@colinholter #askaconductor Why do so many high-profile conductors of American orchestras come from Europe?
Sure enough, in short order I received an informative response:
@sashamakila: @colinholter #askaconductor The best education is in Europe, also the longest traditions in classical music. that’s a fact.
Wow. Well, I guess that settles it—it has nothing to do with the vestigial prestige of European music and musicians in America; it’s a simple matter of the superiority of European training. And it is, apparently, a fact that Europe has the “longest traditions in classical music.” (Do any ethnomusicologists want to fact-check that one for us? I feel like gagaku and Hindustani classical music are probably competitive, just off the top of my head.)

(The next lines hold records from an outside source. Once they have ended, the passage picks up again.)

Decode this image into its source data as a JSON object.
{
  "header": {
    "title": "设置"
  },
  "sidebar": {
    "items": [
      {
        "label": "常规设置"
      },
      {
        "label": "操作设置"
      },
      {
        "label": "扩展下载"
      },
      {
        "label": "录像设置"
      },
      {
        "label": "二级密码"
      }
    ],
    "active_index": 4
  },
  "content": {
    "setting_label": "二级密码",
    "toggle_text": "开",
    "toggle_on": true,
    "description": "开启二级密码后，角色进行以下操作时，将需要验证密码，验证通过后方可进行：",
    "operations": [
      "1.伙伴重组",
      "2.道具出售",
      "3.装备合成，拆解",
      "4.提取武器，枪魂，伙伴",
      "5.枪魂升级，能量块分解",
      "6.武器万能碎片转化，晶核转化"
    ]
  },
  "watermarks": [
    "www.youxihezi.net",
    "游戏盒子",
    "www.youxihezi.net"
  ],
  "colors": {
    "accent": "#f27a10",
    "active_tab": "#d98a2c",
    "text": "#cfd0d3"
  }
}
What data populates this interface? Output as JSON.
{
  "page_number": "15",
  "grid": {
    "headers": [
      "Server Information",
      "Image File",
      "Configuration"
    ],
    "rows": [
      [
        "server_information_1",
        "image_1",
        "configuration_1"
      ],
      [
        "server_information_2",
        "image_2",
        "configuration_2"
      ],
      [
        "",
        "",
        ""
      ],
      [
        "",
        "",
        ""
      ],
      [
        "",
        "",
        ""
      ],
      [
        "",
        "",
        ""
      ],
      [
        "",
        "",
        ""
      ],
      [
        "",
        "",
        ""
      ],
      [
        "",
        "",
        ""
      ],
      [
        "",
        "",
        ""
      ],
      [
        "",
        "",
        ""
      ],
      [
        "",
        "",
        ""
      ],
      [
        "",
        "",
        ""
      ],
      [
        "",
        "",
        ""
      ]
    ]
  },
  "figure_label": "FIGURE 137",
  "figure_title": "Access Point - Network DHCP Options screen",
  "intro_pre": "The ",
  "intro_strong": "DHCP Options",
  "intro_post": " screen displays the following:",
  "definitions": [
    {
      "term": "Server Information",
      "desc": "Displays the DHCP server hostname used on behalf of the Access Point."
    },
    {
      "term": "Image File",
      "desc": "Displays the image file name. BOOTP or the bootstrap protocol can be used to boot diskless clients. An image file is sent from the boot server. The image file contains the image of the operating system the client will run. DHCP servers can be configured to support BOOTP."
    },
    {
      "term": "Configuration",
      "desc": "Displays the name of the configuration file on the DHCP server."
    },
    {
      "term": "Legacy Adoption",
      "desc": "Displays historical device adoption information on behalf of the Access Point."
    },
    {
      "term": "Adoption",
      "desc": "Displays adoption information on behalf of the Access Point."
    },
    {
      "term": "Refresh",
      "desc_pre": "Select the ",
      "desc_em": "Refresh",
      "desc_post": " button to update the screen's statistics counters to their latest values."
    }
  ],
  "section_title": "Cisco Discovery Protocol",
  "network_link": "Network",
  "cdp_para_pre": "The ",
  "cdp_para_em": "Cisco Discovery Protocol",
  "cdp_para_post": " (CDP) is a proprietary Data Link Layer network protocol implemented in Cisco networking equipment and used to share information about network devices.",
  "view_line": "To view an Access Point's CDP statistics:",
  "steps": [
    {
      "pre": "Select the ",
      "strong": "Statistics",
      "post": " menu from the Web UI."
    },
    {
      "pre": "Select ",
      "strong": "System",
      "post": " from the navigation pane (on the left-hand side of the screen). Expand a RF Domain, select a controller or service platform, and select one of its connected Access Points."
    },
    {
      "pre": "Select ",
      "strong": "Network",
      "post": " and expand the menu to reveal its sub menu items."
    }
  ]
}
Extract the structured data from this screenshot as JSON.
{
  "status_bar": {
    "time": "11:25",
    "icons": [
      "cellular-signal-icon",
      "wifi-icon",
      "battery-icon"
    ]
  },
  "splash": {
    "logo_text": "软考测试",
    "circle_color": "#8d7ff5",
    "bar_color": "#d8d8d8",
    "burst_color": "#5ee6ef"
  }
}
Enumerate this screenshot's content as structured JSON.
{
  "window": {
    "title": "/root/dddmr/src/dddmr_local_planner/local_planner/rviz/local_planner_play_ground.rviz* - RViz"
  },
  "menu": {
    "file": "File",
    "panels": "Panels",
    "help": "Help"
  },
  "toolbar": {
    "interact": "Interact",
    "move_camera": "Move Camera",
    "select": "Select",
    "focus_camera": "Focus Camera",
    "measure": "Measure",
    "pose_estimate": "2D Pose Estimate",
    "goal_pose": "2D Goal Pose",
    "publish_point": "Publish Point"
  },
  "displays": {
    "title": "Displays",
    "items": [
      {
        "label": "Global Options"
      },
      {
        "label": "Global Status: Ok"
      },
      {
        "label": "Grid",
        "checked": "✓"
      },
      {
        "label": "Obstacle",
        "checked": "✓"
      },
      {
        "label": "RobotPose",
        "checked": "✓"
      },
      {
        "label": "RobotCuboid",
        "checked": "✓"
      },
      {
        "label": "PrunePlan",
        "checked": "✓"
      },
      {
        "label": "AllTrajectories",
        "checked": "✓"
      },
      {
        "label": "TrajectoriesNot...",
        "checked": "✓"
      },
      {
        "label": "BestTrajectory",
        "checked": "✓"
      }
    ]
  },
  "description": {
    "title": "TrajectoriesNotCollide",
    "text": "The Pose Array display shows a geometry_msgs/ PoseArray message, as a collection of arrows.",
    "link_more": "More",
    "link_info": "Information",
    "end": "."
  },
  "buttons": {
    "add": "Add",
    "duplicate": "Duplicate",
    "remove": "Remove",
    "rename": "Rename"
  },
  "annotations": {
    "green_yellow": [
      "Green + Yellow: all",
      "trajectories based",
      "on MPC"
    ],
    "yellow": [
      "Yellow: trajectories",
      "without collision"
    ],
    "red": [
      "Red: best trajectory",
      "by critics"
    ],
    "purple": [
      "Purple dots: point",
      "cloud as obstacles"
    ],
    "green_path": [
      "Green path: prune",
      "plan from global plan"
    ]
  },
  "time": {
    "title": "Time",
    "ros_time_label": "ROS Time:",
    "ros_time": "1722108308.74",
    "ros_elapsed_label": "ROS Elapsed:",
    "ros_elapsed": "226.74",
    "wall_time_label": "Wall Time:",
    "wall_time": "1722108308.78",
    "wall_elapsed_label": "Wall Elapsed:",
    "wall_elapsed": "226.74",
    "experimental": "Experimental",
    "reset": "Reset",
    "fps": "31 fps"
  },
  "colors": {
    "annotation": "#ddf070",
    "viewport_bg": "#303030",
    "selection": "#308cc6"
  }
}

I’ve had the good fortune to work with a handful of European conductors and a few American ones, and I have to say, I certainly don’t feel that the Europeans have a self-evident edge. In the past year I’ve gotten to collaborate in various contexts with three young American conductors—Eli Wirth, Shanti Nolan, and Bob Whalen—all of whom are extraordinary talents and beneficiaries of first-rate educations obtained in the States. This is not to say that European conductors aren’t also great; I have nothing but respect and gratitude for them, and if any of them wants to commission a piece from me I would be more than happy to oblige. I just don’t think it’s “a fact” that European conductors are better prepared than American ones.
At the big-time orchestra level, though, a European name counts for a lot: Who better to present works written by European composers, mostly dead, some alive, than European conductors? I’m sure that somewhere out there in an administrator’s spreadsheet is a European Conductor Coefficient that models just how much a transatlantic artistic director is worth to an orchestra. I’d be curious to see this number.